NAIS does excellent research on the state of our schools, our national and local marketplace, and the education landscape. Having followed Debra Wilson and read her weekly posts when she led SAIS, I know she will do an excellent job for NAIS and continue their good efforts to keep us apprised of all that is happening and what could happen in the school world. The best place to follow this research is in the NAIS Trendbook and I am always eager to read through it when it is published each fall.
What struck me this year in the Trendbook is something they described in Chapter 8: The Governance and Leadership Outlook. NAIS notes that school heads today are reporting declining support from their Boards. Perhaps this is not surprising given the polarization in society today, in our politics, in our DEI work, and in our understanding of the boundaries between what the school should teach versus what parents should teach at home. In the sometimes lonely work of being a school head, how can we work to build stronger ties and garner additional support from our Board?
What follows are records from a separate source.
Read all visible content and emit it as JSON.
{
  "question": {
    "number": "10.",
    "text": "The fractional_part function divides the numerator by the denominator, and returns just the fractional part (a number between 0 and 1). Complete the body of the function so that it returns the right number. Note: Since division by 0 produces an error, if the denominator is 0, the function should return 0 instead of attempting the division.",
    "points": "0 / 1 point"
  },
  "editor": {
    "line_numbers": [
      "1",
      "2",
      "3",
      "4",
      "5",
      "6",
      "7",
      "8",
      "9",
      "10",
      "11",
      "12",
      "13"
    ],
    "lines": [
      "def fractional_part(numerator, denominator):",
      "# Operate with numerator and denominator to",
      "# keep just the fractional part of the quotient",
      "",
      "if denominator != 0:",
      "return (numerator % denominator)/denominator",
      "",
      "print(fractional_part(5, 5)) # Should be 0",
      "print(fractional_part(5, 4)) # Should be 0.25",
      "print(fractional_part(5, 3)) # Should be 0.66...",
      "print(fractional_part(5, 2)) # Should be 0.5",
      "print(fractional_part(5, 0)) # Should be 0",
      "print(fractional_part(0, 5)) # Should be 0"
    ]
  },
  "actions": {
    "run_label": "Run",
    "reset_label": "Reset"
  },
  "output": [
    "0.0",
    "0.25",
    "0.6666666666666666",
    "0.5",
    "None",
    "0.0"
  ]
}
Having worked with ten different Board chairs in four different schools over 33 years as a head of school, I would suggest that there is nothing more important than establishing and maintaining good communication with every single Board member and on fostering transparency.
Start with your Board Chair, and think of your Board Chair as your dance partner. Learn their tempo and create a sense of trust or ideally mutual admiration. Know when you should lead, and learn when they want to lead. Understand where they want to go, how fast they want to get there, and what rhythm they are comfortable with. All of my ten dance partners were very different leaders, each had their own style, and each of us had to continually learn new dance steps as we learned how best to move together. Don’t let there be any surprises. A healthy school must have its head and Chair in synch and moving harmoniously in the same direction. Try to understand the Chair’s motivation, the pressures they are feeling, and what they want from you. At the same time, be sure to share your own hopes and dreams, both for the school you each hold dear, and also for yourself. If you do not advocate for yourself with the Chair, who will?
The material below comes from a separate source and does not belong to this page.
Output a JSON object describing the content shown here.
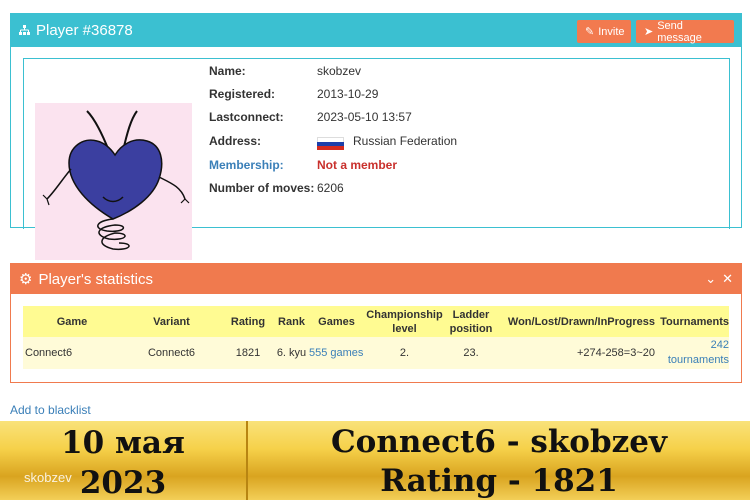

Just as we are encouraging students today to talk about “consent,” make consent part of your regular conversation with your Board Chair. Ask, “would you be comfortable if I …”
You as the head are, of course, charged to make all personnel decisions, but still it is always good to keep your Chair informed about anything that could become the topic of community conversation. “Mr. X is a beloved long term faculty member, but his reviews have surfaced some major concerns and despite the possible backlash, I believe we must…” Use your time with your Chair to get consent, to lay out your plans, and to get feedback, not so much on the decision, but on the best way and the best timing to implement that decision. Be fully transparent with your Chair and let the Chair know when and how you will need their support.
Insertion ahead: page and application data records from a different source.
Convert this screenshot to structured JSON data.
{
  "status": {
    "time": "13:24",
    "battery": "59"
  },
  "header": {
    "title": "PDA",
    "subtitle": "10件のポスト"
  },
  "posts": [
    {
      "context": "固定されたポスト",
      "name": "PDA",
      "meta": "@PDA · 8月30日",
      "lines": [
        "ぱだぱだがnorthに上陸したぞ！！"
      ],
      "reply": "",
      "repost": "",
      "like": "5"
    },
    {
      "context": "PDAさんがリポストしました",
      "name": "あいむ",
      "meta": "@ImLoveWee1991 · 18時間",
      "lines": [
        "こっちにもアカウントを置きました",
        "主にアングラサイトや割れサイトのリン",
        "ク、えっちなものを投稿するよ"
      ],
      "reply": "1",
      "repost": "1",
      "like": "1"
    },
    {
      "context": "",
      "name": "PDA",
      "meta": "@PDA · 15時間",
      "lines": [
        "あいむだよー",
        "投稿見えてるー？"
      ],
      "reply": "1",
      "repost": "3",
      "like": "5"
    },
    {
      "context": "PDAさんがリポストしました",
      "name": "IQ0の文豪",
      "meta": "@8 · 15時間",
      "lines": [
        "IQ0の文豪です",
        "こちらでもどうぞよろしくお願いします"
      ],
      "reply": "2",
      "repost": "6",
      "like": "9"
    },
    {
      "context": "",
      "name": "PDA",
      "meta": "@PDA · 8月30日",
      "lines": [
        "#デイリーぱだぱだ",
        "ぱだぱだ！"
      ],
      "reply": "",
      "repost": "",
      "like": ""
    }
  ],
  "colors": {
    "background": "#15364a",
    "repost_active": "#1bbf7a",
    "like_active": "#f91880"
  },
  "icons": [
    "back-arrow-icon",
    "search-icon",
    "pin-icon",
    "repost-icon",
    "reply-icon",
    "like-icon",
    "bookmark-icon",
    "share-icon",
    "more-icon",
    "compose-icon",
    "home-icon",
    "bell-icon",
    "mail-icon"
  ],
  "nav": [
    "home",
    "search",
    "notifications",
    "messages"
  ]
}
I assume that every head has weekly or every other week meetings with their Chair, but do not forget to maintain good communication with each one of your trustees. Create an opportunity to call or meet individually with as many trustees as you can between Board meetings or at least once a quarter. Ask them to come join you for lunch at school. Ask for their advice on something you are working on, run something by them in the same way you would with your Chair. Go find trustees when you know they will be on campus. If you are about to make a decision that you know a particular trustee will be unhappy about, call them to explain your reasoning. They may not agree with your decision but they will appreciate the call and the advance notice. Board cultivation takes a great deal of time, but if you do not put in the time, you are unlikely to get the support that is so vitally important for the school’s and for your own success.
Allow me to share an anecdote that gets to the importance of good communication and sharing concerns with your Chair. In one of my schools, I learned that a new trustee had taken it upon himself to interview parents and even some faculty members about a particular school issue he was concerned about. I mentioned this to my Chair who met with the Trustee, told him that his actions were inappropriate, that he was out of bounds, and that he could either desist or resign. He resigned shortly thereafter, and I have seldom ever felt so well supported.
Board support is a two-way street. You have to give to get! Certainly there are a myriad of other important tasks you must take on to run a successful school, but if you want to be supported by your Board, you need to cultivate trust and build relationships with every single member of your Board. Neglect to do so at your own peril.